[Input for this task]
- Opening Delimiter -
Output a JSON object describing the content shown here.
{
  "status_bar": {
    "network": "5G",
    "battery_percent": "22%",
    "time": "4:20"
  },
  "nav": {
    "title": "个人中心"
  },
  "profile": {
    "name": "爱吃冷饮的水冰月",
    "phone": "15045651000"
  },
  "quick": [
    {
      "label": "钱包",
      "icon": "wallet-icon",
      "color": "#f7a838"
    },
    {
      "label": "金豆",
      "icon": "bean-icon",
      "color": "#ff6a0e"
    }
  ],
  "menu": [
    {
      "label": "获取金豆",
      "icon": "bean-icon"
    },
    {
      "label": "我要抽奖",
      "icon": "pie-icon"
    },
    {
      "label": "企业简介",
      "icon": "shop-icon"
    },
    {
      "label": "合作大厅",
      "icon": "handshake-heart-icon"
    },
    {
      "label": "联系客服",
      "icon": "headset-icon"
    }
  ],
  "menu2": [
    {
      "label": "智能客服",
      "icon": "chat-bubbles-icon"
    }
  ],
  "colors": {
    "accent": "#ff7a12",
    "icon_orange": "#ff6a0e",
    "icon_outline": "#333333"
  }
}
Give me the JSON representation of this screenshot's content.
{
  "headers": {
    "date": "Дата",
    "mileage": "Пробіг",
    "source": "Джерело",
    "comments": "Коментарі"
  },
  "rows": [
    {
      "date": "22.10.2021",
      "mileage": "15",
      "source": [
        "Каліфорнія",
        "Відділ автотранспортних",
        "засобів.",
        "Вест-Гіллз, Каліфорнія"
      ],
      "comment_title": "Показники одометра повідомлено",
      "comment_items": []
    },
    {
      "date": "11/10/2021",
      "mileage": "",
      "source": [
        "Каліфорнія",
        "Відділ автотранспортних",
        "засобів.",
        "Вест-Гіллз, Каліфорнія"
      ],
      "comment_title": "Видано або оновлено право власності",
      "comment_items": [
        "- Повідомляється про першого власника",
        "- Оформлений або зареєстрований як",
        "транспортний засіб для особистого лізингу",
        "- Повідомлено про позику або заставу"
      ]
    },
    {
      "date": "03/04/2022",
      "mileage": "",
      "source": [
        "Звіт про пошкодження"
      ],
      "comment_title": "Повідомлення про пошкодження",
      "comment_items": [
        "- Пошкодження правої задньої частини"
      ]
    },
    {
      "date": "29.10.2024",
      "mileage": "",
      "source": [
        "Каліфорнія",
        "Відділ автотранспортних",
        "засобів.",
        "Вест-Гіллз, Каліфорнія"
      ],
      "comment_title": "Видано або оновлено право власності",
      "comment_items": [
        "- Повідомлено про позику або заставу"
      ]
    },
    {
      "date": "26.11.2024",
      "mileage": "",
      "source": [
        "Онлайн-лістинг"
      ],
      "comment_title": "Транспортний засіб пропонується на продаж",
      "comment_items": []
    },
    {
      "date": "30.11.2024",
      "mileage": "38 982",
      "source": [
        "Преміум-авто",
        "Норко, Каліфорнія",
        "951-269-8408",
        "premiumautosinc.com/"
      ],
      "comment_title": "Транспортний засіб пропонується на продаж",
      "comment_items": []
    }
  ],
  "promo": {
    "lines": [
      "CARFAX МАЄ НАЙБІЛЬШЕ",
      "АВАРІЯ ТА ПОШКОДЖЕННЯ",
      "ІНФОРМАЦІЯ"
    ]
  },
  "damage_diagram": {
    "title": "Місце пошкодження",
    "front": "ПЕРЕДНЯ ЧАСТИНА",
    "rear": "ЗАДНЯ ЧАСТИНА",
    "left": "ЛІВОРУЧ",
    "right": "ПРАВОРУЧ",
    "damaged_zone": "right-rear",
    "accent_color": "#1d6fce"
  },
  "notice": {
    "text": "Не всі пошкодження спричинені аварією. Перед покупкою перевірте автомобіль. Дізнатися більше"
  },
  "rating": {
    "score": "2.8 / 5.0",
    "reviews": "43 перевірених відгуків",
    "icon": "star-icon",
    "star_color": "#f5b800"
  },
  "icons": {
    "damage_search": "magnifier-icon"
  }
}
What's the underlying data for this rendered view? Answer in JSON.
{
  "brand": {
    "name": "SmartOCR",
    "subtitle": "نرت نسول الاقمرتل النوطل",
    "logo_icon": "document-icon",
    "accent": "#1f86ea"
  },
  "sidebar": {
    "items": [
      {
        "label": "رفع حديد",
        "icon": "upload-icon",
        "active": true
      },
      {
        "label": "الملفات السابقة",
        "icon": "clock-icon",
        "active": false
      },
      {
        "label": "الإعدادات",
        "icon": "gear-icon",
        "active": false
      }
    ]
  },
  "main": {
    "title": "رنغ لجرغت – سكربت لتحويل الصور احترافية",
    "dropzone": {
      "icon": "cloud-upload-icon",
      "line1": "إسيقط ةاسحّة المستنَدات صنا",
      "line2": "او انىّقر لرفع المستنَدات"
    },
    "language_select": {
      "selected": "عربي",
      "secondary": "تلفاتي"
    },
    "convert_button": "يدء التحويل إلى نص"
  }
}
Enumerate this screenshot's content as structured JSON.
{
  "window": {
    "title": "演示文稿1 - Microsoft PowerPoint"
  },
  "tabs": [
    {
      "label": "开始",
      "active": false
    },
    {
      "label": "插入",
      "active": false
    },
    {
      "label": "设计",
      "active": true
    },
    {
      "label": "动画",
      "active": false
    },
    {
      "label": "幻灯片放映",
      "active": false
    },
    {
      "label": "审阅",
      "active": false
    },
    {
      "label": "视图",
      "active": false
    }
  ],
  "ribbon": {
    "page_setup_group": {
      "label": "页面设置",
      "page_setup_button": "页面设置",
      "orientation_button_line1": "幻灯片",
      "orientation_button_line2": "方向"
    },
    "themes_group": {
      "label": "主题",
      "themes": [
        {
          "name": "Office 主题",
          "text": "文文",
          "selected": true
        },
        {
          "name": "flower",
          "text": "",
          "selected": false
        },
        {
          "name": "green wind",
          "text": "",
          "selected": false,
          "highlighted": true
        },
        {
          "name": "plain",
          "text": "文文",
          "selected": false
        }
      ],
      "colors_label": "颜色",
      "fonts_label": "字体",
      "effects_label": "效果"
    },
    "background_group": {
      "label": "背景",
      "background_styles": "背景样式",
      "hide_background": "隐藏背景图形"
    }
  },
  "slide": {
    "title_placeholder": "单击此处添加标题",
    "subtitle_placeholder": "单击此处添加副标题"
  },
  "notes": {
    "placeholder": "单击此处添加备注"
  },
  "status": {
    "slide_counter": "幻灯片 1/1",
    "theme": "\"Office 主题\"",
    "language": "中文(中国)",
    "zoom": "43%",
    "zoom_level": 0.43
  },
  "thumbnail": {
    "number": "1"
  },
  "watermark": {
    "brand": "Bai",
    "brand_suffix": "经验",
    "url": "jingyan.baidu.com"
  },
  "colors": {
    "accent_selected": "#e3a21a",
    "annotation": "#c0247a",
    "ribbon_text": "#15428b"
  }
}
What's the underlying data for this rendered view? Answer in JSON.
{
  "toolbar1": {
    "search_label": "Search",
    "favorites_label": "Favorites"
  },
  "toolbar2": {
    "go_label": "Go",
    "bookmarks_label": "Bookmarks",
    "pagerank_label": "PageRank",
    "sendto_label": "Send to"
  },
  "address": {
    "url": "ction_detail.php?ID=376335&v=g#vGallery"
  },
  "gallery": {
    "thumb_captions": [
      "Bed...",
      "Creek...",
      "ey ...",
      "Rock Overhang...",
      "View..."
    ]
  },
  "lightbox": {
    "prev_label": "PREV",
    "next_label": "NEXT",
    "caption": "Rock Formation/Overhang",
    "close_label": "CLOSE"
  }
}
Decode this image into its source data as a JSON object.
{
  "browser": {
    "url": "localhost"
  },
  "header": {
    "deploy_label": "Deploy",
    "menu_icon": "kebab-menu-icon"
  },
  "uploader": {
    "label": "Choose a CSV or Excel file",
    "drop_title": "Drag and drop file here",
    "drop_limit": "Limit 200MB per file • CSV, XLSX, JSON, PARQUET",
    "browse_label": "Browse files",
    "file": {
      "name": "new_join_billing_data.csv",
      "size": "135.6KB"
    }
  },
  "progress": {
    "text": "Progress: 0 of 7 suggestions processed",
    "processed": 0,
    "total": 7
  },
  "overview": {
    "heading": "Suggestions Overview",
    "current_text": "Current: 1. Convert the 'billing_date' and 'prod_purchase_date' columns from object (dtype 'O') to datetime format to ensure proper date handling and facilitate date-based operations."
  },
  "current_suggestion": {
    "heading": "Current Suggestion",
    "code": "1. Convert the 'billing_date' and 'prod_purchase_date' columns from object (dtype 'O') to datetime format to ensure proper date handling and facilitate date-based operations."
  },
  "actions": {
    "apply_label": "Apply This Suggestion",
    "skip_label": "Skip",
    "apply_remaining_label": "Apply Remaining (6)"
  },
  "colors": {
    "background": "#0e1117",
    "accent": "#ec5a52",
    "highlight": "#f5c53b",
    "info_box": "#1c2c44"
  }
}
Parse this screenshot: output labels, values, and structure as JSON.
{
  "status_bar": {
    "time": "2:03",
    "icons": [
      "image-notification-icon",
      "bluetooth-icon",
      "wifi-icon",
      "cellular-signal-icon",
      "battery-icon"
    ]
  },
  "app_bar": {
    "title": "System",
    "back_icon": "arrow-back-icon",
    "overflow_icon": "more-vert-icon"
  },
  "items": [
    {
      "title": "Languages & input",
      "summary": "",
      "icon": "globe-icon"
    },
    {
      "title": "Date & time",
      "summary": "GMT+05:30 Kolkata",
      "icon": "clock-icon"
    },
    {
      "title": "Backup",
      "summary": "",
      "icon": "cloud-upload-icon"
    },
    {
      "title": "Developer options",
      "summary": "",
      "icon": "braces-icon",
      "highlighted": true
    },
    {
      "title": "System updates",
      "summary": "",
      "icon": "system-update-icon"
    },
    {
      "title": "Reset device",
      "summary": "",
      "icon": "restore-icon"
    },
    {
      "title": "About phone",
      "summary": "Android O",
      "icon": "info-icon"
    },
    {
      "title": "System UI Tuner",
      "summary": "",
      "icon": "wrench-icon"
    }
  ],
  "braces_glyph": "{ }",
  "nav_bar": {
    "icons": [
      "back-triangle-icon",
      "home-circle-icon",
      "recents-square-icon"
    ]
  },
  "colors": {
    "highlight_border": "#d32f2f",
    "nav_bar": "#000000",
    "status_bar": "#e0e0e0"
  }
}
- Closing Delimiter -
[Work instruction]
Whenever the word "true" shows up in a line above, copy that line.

[Finished exercise]
        "active": true
      "active": true
          "selected": true
          "highlighted": true
      "highlighted": true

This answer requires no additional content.